» ASSIGNMENT:
Each entry needs to be retyped exactly.

[Data records for software interfaces]

-------

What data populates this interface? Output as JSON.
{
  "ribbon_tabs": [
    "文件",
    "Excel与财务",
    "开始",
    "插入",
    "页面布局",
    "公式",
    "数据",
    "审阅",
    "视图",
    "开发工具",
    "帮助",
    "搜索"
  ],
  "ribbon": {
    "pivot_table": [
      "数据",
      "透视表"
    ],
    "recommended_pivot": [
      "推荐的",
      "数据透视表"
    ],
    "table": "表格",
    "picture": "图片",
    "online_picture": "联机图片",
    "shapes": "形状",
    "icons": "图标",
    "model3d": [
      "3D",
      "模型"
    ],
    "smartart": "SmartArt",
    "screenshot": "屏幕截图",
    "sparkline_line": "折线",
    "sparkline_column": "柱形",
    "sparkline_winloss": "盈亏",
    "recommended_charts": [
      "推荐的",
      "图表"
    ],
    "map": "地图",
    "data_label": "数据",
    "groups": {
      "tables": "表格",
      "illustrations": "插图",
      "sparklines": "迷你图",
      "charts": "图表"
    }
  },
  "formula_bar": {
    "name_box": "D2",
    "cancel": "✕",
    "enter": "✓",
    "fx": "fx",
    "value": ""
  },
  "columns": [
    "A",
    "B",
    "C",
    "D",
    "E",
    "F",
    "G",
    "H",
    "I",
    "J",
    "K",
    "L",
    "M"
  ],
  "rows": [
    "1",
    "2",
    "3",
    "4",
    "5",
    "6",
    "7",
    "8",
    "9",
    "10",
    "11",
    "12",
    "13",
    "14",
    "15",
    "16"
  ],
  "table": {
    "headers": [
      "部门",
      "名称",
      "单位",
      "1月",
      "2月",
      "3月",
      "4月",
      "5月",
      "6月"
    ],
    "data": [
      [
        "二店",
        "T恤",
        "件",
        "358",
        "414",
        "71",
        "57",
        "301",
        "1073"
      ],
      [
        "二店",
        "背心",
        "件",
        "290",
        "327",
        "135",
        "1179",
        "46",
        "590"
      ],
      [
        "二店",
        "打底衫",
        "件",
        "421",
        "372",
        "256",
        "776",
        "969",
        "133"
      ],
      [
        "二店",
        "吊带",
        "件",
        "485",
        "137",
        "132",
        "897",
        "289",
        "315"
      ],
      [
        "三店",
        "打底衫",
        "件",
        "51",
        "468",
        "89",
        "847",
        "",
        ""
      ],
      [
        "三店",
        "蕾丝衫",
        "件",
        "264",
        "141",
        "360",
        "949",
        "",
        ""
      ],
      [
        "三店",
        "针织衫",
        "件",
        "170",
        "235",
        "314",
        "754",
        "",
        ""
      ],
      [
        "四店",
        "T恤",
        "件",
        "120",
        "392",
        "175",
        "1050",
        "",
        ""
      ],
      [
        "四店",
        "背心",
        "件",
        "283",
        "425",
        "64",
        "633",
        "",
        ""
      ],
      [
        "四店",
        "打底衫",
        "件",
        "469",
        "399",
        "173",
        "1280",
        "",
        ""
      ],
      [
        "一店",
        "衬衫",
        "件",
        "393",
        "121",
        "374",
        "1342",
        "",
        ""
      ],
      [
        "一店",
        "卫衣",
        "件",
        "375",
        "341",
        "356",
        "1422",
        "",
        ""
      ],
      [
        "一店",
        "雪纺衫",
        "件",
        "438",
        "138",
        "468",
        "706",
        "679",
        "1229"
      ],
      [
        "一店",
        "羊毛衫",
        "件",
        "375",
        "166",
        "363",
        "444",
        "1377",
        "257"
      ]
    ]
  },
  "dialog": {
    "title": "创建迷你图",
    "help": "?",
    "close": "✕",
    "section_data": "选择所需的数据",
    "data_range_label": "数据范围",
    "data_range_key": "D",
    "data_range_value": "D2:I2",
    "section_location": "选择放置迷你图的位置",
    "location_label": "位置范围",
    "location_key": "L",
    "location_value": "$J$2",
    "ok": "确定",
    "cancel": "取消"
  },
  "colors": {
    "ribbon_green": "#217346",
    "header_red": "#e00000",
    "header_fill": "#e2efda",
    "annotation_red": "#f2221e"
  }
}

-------

» WORKED SOLUTION:
What data populates this interface? Output as JSON.
{
  "ribbon_tabs": [
    "文件",
    "Excel与财务",
    "开始",
    "插入",
    "页面布局",
    "公式",
    "数据",
    "审阅",
    "视图",
    "开发工具",
    "帮助",
    "搜索"
  ],
  "ribbon": {
    "pivot_table": [
      "数据",
      "透视表"
    ],
    "recommended_pivot": [
      "推荐的",
      "数据透视表"
    ],
    "table": "表格",
    "picture": "图片",
    "online_picture": "联机图片",
    "shapes": "形状",
    "icons": "图标",
    "model3d": [
      "3D",
      "模型"
    ],
    "smartart": "SmartArt",
    "screenshot": "屏幕截图",
    "sparkline_line": "折线",
    "sparkline_column": "柱形",
    "sparkline_winloss": "盈亏",
    "recommended_charts": [
      "推荐的",
      "图表"
    ],
    "map": "地图",
    "data_label": "数据",
    "groups": {
      "tables": "表格",
      "illustrations": "插图",
      "sparklines": "迷你图",
      "charts": "图表"
    }
  },
  "formula_bar": {
    "name_box": "D2",
    "cancel": "✕",
    "enter": "✓",
    "fx": "fx",
    "value": ""
  },
  "columns": [
    "A",
    "B",
    "C",
    "D",
    "E",
    "F",
    "G",
    "H",
    "I",
    "J",
    "K",
    "L",
    "M"
  ],
  "rows": [
    "1",
    "2",
    "3",
    "4",
    "5",
    "6",
    "7",
    "8",
    "9",
    "10",
    "11",
    "12",
    "13",
    "14",
    "15",
    "16"
  ],
  "table": {
    "headers": [
      "部门",
      "名称",
      "单位",
      "1月",
      "2月",
      "3月",
      "4月",
      "5月",
      "6月"
    ],
    "data": [
      [
        "二店",
        "T恤",
        "件",
        "358",
        "414",
        "71",
        "57",
        "301",
        "1073"
      ],
      [
        "二店",
        "背心",
        "件",
        "290",
        "327",
        "135",
        "1179",
        "46",
        "590"
      ],
      [
        "二店",
        "打底衫",
        "件",
        "421",
        "372",
        "256",
        "776",
        "969",
        "133"
      ],
      [
        "二店",
        "吊带",
        "件",
        "485",
        "137",
        "132",
        "897",
        "289",
        "315"
      ],
      [
        "三店",
        "打底衫",
        "件",
        "51",
        "468",
        "89",
        "847",
        "",
        ""
      ],
      [
        "三店",
        "蕾丝衫",
        "件",
        "264",
        "141",
        "360",
        "949",
        "",
        ""
      ],
      [
        "三店",
        "针织衫",
        "件",
        "170",
        "235",
        "314",
        "754",
        "",
        ""
      ],
      [
        "四店",
        "T恤",
        "件",
        "120",
        "392",
        "175",
        "1050",
        "",
        ""
      ],
      [
        "四店",
        "背心",
        "件",
        "283",
        "425",
        "64",
        "633",
        "",
        ""
      ],
      [
        "四店",
        "打底衫",
        "件",
        "469",
        "399",
        "173",
        "1280",
        "",
        ""
      ],
      [
        "一店",
        "衬衫",
        "件",
        "393",
        "121",
        "374",
        "1342",
        "",
        ""
      ],
      [
        "一店",
        "卫衣",
        "件",
        "375",
        "341",
        "356",
        "1422",
        "",
        ""
      ],
      [
        "一店",
        "雪纺衫",
        "件",
        "438",
        "138",
        "468",
        "706",
        "679",
        "1229"
      ],
      [
        "一店",
        "羊毛衫",
        "件",
        "375",
        "166",
        "363",
        "444",
        "1377",
        "257"
      ]
    ]
  },
  "dialog": {
    "title": "创建迷你图",
    "help": "?",
    "close": "✕",
    "section_data": "选择所需的数据",
    "data_range_label": "数据范围",
    "data_range_key": "D",
    "data_range_value": "D2:I2",
    "section_location": "选择放置迷你图的位置",
    "location_label": "位置范围",
    "location_key": "L",
    "location_value": "$J$2",
    "ok": "确定",
    "cancel": "取消"
  },
  "colors": {
    "ribbon_green": "#217346",
    "header_red": "#e00000",
    "header_fill": "#e2efda",
    "annotation_red": "#f2221e"
  }
}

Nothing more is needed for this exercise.